Domesticating Broad Band -- What Really Matters To Consumers

The consumer demand for broadband access is taken for granted - it's assumed that because it's better, faster, and more capable that customers naturally want bandwidth in ever-increasing amounts. The authors wonder if that's entirely true (caveat: the authors are economists in the UK, so it may be affected by differences in culture).

Presently, broadband users are believed to be "early adopters," whose demographics (age, marital status, and income) are similar to the early adopters of cable television. It was also found that households with more than one computer are more like to adopt broadband access, as are households whose residents frequently use the Internet.

Also, users with broadband connection make greater use of high-bandwidth content, use a broader array of services, access a greater number of sites, make more purchases online, and are in generally more extensive in their use of the Internet than low-bandwidth usage.

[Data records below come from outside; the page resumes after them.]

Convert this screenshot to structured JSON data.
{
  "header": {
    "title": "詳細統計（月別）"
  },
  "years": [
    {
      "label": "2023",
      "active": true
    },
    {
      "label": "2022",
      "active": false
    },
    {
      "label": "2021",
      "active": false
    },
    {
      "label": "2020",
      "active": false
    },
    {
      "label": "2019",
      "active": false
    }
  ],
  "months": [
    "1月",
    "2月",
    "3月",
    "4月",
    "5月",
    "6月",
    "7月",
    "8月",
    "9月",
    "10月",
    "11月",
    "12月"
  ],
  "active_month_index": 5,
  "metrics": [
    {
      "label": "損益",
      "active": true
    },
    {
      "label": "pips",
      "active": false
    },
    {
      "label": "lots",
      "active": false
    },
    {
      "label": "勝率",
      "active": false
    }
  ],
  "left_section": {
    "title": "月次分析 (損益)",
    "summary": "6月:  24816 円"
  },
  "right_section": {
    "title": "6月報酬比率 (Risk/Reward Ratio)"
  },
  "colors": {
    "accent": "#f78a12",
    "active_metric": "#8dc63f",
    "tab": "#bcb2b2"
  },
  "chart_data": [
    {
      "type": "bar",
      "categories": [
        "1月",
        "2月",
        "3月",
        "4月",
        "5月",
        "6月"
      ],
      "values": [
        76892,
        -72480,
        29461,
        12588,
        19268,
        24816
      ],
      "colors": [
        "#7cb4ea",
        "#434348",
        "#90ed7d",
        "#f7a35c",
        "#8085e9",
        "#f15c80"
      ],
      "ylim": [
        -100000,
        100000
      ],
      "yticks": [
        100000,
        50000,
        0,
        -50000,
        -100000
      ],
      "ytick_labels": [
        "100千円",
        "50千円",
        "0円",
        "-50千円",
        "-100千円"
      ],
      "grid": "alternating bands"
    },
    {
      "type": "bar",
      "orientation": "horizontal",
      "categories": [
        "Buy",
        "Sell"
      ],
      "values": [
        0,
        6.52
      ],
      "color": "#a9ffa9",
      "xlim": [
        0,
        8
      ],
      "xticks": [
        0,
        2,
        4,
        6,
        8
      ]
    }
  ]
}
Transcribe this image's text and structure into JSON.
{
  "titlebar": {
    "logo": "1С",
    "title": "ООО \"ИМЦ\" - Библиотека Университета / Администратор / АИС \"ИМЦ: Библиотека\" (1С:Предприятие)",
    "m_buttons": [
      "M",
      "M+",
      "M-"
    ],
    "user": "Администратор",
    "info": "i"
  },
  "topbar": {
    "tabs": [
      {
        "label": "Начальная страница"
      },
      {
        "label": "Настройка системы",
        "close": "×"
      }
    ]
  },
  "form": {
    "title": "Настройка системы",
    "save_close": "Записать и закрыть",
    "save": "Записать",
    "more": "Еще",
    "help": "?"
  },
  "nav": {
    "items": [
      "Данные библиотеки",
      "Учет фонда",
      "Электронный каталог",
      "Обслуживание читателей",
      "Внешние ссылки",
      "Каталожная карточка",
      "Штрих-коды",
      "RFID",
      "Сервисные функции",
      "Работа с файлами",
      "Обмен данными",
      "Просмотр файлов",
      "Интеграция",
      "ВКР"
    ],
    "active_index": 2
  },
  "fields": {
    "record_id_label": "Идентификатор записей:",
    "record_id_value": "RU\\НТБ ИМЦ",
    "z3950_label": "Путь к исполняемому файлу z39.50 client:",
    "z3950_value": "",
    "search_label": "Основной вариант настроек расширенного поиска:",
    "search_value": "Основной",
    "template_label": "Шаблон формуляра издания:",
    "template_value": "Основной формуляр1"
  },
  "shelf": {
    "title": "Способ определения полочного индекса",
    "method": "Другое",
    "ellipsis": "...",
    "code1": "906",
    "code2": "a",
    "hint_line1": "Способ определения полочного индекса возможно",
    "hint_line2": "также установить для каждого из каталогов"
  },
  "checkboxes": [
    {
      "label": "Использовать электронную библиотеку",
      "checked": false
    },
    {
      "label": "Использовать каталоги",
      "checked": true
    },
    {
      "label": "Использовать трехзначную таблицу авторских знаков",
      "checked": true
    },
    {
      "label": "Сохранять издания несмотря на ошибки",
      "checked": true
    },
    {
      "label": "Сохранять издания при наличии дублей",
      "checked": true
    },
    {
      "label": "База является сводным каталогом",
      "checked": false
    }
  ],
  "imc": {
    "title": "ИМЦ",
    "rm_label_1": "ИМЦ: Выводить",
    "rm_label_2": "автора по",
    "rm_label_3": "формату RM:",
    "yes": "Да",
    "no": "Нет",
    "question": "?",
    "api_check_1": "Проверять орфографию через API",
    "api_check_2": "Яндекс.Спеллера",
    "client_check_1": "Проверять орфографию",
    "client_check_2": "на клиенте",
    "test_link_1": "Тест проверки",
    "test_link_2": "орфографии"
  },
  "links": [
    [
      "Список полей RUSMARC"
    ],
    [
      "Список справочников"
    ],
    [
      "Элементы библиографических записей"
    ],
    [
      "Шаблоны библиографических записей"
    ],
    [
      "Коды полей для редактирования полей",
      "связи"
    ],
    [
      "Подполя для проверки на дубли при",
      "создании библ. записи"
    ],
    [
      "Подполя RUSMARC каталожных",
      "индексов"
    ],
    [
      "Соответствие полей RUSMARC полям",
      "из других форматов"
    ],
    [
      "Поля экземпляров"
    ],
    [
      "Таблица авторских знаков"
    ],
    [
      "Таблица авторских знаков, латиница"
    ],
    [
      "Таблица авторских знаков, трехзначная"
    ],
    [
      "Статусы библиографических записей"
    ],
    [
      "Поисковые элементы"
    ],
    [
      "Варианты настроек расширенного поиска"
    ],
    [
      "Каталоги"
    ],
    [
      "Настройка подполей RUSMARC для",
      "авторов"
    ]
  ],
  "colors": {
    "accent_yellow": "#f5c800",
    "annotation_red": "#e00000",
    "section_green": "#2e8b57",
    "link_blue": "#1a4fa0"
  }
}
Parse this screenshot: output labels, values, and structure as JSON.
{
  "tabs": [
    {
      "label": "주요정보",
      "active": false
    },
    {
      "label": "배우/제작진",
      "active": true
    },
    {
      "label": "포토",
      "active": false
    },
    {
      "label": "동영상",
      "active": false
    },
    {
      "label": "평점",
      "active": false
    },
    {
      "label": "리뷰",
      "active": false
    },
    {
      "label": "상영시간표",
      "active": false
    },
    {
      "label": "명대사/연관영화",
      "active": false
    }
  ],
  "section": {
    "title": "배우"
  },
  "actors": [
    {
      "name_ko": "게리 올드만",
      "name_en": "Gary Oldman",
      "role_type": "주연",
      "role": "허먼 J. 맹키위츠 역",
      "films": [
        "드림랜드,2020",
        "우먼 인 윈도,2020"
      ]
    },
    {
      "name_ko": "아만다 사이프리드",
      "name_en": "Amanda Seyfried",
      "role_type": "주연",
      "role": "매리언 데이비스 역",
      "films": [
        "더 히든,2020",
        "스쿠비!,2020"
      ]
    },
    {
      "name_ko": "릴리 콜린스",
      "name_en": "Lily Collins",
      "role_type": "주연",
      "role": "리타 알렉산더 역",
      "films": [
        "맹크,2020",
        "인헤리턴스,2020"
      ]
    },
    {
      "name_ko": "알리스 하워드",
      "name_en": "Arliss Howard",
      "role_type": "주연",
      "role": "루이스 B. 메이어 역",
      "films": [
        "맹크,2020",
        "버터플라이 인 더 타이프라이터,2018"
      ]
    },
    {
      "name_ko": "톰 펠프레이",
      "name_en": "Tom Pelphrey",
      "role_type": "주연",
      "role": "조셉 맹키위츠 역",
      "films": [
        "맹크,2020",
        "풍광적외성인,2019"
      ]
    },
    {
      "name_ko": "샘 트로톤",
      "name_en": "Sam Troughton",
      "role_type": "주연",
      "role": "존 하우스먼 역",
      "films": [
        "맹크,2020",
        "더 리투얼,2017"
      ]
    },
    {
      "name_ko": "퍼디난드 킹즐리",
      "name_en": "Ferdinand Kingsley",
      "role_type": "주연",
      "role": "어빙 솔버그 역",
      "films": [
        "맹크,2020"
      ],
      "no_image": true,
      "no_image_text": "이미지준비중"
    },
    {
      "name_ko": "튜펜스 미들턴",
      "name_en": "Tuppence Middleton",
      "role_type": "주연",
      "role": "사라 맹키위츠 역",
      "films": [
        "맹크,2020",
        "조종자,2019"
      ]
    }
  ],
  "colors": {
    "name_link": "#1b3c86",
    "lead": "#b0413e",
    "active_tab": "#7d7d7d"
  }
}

EN: The authors provided a lot more detail about the differences between the two groups, and they cited a lot of statistics, but I don't see the value in preserving the details of the analysis, nor is the argument a particularly enlightening one: there is a correlation between access speed and the extent to which a person uses the Internet, but I don't think causation can be implied: people who use the internet a lot "want" broadband to accommodate their activity; but people who purchase broadband may also find them making greater use of the Internet because it is more accessible - it's a circular argument.